While Paul prayed and made his vow in Cencreae, he must have met Phoebe, and there entrusted her with his letter to the church in Rome. In Romans 16:2, Paul urged the believers to

“…receive [Phoebe] in the Lord in a way worthy of his people and to give her any help she may need from you, for she has been the benefactor of many people, including me.”

The word “benefactor,” here, is actually “prostatis” in Greek. It means “presiding officer,” “leader, protector.” People who were named Prostatis were at the front rank, the chief of a body of people. In general, this word meant “ruler,” someone who stands in the front of the people and protects them. It was also a term used to refer to those who gave protection to people who did not otherwise have any civil rights.

Paul’s use of the word Prostatis, when he could have used any of a number of other words (why not stick with deacon? Why not even patron?), has caused consternation to theologians, translators, and commentators over the centuries. However, there is evidence of women as Prostatis throughout antiquity. One such example was the 4th century woman Tullia, Chief City Official, who apparently generously spent her wealth on her city. (Thoughts taken from "The Source, by Dr. A Nyland)

Evidently, Phoebe was either Prostatis of the church in Cenchreae, or, possibly more likely, the Prostatis of Cenchreae itself.
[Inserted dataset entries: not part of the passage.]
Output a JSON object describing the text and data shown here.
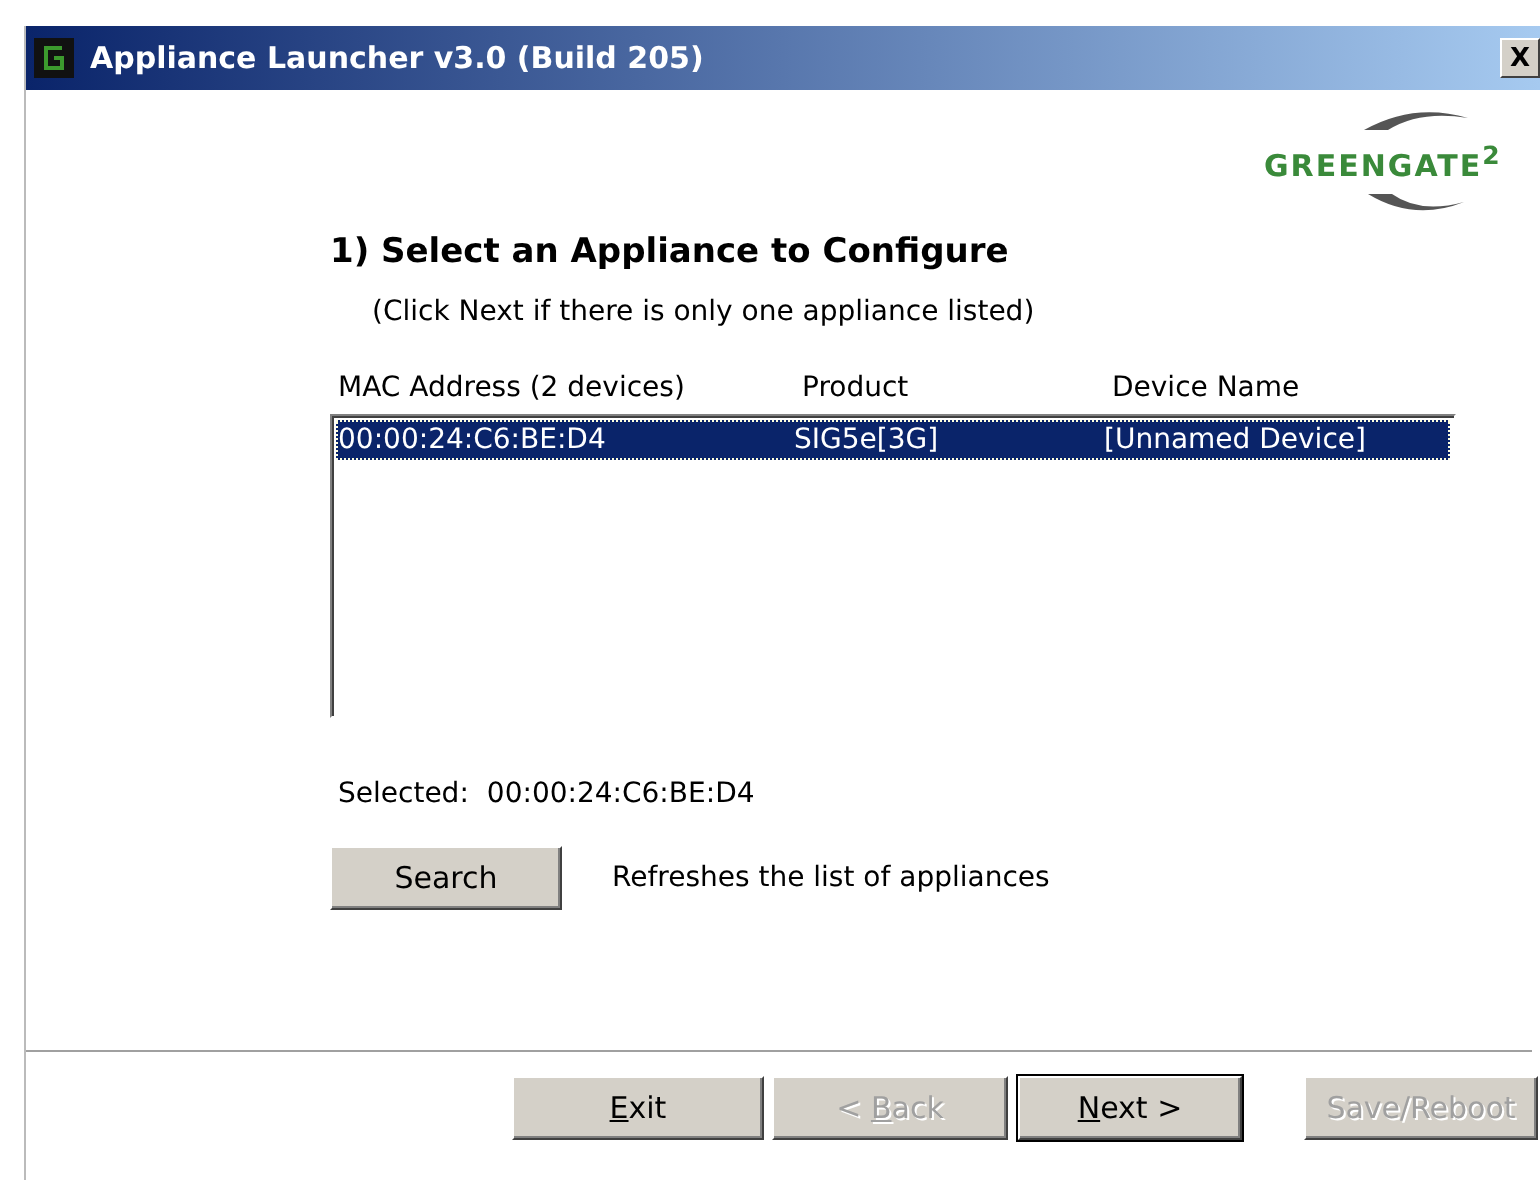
{
  "window": {
    "title": "Appliance Launcher v3.0 (Build 205)",
    "close": "X"
  },
  "logo": {
    "text": "GREENGATE$^{2}$"
  },
  "heading": "1) Select an Appliance to Configure",
  "hint": "(Click Next if there is only one appliance listed)",
  "table": {
    "columns": [
      "MAC Address (2 devices)",
      "Product",
      "Device Name"
    ],
    "rows": [
      {
        "cells": [
          "00:00:24:C6:BE:D4",
          "SIG5e[3G]",
          "[Unnamed Device]"
        ],
        "selected": true
      }
    ]
  },
  "selected_label": "Selected:",
  "selected_value": "00:00:24:C6:BE:D4",
  "search": {
    "label": "Search",
    "description": "Refreshes the list of appliances"
  },
  "buttons": [
    {
      "mnemonic": "E",
      "label_after": "xit",
      "disabled": false,
      "default": false
    },
    {
      "label_before": "< ",
      "mnemonic": "B",
      "label_after": "ack",
      "disabled": true,
      "default": false
    },
    {
      "mnemonic": "N",
      "label_after": "ext >",
      "disabled": false,
      "default": true
    },
    {
      "label_before": "Save/Reboot",
      "disabled": true,
      "default": false
    }
  ]
}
Since there was no postal service in those days, letters were brought by couriers. Phoebe alone was entrusted with this priceless document. We can garner from Paul’s high honorific, that she held real power and rule, that Phoebe was a person of significance in the church.

She must have been a single woman, since Paul mentions no husband, or anyone else, in her company to deliver his letter to the Roman church. Her independence and resources to pull together a traveling party, especially for that distance, imply she commanded a great deal of wealth and influence, possibly as a successful and prosperous business woman, or inherited affluence as Corinthian nobility. Like Paul, she had surrendered herself to full service of the Lord, and gave what she had, her independence and her fortune, to serve the body of Christ.

All passages taken from the New International Version (NIV) Holy Bible, New International Version®, NIV® Copyright ©1973, 1978, 1984, 2011 by Biblica, Inc.® Used by permission. All rights reserved worldwide.